§ What to work on: Which of the lines below contain the string "RELEASE"? Copy each one.

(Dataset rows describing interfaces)
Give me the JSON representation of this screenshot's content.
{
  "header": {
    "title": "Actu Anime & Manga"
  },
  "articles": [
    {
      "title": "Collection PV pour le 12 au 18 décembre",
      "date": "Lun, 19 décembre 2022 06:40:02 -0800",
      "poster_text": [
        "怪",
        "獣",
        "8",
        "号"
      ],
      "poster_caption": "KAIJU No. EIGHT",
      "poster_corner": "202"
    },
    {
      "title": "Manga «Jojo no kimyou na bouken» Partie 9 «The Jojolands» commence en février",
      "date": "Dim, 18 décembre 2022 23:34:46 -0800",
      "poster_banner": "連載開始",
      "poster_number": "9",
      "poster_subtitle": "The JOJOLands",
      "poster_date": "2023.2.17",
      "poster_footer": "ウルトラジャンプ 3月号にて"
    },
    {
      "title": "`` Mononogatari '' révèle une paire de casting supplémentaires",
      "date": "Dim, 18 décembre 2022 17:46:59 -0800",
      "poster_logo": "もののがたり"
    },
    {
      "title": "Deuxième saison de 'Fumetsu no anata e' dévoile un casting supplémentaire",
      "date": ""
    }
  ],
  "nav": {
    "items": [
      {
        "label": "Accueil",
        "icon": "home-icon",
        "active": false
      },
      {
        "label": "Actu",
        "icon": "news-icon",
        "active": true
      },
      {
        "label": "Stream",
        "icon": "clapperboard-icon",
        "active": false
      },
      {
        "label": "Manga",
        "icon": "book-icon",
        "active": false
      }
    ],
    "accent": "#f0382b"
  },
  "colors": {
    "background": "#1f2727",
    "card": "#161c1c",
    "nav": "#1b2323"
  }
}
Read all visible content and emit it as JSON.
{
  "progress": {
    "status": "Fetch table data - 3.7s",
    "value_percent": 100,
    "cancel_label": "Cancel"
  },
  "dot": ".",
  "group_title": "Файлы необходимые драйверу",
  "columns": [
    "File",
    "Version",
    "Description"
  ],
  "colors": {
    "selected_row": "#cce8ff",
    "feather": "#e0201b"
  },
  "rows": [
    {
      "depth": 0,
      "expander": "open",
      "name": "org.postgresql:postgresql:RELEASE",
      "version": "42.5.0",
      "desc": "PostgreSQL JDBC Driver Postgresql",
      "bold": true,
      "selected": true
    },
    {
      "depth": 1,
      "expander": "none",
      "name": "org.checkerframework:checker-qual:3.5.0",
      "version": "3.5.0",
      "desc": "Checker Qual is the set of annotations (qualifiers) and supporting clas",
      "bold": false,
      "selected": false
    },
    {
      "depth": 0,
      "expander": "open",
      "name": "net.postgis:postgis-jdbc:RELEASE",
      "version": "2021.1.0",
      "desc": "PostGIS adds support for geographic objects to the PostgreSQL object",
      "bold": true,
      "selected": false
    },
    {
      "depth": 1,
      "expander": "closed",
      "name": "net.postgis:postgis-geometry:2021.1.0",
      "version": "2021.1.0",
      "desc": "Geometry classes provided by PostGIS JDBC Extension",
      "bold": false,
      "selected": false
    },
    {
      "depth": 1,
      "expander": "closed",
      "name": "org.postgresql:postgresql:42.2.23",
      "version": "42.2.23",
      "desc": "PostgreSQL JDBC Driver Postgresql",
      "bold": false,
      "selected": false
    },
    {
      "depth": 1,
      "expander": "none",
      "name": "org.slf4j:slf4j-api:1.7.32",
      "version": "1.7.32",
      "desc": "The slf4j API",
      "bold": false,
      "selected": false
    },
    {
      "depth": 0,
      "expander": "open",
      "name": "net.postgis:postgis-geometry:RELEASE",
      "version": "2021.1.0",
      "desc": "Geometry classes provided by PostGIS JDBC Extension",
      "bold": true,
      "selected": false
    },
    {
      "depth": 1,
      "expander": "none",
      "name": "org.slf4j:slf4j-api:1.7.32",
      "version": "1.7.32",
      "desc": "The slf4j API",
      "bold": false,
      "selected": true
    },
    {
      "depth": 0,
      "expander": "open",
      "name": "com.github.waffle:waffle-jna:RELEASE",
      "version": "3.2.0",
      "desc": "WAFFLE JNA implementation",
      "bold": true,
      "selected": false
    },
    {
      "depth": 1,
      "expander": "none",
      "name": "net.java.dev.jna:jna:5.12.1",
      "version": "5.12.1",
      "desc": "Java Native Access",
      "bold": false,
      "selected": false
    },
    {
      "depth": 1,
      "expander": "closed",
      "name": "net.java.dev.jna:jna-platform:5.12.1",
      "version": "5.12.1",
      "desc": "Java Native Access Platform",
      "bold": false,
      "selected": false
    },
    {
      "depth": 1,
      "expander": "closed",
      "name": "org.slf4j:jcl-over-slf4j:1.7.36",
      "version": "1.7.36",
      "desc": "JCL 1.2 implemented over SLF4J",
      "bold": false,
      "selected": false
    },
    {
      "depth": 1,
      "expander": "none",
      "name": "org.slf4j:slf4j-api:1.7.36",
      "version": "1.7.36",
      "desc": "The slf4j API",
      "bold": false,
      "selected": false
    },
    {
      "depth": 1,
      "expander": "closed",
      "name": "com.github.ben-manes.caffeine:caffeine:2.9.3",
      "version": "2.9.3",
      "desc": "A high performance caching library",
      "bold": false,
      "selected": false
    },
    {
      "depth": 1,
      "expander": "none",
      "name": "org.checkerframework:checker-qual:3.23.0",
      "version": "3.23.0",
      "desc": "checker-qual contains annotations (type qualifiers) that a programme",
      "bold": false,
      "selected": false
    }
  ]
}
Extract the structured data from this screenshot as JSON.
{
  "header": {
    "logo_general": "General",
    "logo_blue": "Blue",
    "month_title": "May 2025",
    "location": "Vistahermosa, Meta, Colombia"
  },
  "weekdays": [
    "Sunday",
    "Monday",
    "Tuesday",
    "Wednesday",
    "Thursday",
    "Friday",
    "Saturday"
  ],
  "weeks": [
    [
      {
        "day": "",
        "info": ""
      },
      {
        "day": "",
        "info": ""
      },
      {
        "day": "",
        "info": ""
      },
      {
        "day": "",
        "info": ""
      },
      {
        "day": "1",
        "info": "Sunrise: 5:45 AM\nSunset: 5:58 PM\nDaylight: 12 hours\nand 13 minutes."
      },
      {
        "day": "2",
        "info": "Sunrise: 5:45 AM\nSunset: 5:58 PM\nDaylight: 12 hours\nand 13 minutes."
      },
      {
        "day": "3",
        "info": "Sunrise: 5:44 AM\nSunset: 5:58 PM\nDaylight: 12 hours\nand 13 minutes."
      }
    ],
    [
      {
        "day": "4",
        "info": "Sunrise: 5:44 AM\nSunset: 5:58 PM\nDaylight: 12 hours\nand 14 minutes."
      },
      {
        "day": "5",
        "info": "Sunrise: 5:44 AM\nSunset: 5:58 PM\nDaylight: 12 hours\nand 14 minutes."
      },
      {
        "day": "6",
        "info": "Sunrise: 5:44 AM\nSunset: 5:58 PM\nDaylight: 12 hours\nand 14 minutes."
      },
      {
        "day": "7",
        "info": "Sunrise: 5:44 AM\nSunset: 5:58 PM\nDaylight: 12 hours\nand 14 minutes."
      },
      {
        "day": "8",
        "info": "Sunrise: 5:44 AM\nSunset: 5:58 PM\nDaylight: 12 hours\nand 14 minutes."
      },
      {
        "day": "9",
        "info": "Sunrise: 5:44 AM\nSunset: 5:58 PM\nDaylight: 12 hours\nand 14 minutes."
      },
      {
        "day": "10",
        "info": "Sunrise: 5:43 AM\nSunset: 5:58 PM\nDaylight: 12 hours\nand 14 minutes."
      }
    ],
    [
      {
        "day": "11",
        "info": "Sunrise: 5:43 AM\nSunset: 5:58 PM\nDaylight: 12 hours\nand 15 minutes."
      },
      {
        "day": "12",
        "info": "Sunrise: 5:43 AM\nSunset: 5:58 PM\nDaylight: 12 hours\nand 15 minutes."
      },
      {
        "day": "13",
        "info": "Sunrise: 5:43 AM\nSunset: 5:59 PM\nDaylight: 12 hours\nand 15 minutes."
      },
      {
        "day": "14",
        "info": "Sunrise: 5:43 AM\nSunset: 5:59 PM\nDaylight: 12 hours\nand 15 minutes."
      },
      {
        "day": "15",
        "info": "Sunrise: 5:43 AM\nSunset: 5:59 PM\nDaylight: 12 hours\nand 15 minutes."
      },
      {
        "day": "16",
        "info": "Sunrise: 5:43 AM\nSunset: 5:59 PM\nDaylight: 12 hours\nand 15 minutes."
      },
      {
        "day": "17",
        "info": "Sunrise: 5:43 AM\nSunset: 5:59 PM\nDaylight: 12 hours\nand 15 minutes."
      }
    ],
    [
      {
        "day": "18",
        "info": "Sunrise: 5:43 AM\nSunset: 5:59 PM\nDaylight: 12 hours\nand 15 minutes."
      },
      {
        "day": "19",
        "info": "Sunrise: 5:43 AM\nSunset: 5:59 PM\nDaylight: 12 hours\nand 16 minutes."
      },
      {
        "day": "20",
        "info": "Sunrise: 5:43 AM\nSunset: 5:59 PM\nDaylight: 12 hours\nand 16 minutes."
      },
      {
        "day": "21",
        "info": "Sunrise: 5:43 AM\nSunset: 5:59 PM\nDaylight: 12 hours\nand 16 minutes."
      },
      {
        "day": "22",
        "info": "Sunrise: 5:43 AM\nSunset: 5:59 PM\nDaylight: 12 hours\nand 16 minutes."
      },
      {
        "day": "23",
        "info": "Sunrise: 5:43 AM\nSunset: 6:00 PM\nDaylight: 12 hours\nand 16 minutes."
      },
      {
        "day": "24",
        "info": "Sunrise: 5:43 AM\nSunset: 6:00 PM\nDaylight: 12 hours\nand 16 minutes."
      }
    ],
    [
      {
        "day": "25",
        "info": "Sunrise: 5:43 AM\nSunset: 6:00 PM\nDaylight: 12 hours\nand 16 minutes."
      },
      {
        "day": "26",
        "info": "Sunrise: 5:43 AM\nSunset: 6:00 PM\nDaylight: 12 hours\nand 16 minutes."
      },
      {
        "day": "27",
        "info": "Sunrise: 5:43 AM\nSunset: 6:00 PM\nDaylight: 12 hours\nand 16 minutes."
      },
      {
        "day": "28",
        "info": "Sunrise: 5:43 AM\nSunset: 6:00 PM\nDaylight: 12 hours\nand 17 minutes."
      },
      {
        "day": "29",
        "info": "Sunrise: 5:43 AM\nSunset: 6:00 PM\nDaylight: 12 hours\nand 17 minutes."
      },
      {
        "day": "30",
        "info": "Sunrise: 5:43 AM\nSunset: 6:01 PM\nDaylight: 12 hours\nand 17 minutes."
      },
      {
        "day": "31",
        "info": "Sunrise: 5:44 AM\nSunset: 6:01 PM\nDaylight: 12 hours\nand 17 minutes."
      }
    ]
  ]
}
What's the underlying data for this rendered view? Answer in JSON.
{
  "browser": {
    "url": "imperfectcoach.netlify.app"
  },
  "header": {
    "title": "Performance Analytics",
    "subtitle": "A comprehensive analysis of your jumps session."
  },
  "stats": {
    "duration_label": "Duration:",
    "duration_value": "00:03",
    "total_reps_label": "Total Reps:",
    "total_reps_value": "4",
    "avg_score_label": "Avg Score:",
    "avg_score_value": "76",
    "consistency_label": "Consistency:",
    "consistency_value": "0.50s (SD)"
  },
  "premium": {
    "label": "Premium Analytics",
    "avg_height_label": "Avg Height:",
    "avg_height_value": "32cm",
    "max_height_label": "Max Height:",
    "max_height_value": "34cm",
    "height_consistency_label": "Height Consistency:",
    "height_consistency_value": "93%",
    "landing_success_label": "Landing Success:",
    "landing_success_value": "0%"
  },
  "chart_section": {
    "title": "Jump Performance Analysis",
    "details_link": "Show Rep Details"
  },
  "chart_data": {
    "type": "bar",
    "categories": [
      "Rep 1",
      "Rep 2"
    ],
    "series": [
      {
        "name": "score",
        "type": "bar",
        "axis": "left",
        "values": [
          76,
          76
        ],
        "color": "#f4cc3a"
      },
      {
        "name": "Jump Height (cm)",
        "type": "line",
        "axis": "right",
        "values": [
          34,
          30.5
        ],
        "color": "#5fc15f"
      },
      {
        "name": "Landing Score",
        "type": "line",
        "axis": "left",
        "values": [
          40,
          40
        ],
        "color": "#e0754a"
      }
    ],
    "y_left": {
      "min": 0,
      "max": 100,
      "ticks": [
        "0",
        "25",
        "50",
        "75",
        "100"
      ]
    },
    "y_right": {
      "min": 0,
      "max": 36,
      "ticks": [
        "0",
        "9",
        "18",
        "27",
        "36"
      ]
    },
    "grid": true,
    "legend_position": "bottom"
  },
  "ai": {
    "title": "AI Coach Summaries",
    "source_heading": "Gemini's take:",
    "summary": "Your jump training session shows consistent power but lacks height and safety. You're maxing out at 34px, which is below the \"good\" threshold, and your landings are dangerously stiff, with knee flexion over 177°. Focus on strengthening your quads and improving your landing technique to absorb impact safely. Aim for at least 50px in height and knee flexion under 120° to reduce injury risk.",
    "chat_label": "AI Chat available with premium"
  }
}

§ Exercise output:
      "name": "org.postgresql:postgresql:RELEASE",
      "name": "net.postgis:postgis-jdbc:RELEASE",
      "name": "net.postgis:postgis-geometry:RELEASE",
      "name": "com.github.waffle:waffle-jna:RELEASE",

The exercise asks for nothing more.